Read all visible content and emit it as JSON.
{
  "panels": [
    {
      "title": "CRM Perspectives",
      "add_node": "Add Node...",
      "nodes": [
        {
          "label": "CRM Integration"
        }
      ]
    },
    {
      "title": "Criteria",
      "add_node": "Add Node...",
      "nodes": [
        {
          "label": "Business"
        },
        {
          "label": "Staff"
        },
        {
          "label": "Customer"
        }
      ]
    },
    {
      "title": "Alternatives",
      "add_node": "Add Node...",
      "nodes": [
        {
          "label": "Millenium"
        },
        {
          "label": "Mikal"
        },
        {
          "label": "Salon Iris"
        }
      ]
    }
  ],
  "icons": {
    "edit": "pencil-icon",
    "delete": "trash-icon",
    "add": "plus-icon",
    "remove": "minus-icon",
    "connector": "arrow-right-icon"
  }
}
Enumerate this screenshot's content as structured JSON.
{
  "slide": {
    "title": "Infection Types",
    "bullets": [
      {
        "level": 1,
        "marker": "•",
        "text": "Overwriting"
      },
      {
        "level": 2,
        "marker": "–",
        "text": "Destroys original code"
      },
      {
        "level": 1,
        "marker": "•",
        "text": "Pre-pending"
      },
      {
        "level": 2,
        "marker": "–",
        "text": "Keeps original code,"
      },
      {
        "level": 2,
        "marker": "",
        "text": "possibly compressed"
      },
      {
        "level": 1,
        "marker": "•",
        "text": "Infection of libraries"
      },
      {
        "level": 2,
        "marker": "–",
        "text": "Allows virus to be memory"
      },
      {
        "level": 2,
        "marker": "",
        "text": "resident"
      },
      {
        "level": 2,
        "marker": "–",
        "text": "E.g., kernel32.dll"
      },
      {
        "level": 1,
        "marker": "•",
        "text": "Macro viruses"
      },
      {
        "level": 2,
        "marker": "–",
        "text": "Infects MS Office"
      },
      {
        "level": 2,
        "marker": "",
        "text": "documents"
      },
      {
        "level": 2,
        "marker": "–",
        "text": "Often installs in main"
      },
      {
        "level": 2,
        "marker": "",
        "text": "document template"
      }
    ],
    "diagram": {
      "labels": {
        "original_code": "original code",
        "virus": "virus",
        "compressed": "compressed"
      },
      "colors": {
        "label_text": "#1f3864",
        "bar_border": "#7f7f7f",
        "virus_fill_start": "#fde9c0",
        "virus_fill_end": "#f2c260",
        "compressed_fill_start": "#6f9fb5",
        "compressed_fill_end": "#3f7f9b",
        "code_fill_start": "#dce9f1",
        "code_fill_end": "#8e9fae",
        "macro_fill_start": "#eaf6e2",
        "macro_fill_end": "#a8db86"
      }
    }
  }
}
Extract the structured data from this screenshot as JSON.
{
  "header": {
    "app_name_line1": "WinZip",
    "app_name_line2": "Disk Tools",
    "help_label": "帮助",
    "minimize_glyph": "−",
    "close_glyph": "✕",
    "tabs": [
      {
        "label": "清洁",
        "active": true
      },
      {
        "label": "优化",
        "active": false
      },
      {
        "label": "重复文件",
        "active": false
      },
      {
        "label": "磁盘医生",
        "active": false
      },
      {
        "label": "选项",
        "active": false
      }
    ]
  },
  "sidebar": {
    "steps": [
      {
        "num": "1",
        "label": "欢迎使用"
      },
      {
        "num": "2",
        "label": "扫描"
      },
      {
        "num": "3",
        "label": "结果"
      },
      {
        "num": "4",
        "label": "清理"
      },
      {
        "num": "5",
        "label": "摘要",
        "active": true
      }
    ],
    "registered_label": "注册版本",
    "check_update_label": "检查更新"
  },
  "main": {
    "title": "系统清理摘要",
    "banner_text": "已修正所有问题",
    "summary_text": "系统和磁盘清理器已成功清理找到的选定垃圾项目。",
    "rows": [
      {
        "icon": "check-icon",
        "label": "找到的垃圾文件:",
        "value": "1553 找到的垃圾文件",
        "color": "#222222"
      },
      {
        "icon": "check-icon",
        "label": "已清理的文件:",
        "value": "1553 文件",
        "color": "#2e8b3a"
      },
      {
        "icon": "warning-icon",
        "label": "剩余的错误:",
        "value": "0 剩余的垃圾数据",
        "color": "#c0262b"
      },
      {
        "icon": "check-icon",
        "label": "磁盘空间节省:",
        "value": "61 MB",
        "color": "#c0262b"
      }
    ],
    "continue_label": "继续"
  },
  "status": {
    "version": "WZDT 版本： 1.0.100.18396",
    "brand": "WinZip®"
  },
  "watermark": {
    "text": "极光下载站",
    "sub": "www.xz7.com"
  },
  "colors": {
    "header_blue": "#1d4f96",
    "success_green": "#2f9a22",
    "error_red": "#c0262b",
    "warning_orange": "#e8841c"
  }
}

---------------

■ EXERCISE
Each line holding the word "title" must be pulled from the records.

■ YOUR SOLUTION
      "title": "CRM Perspectives",
      "title": "Criteria",
      "title": "Alternatives",
    "title": "Infection Types",
    "title": "系统清理摘要",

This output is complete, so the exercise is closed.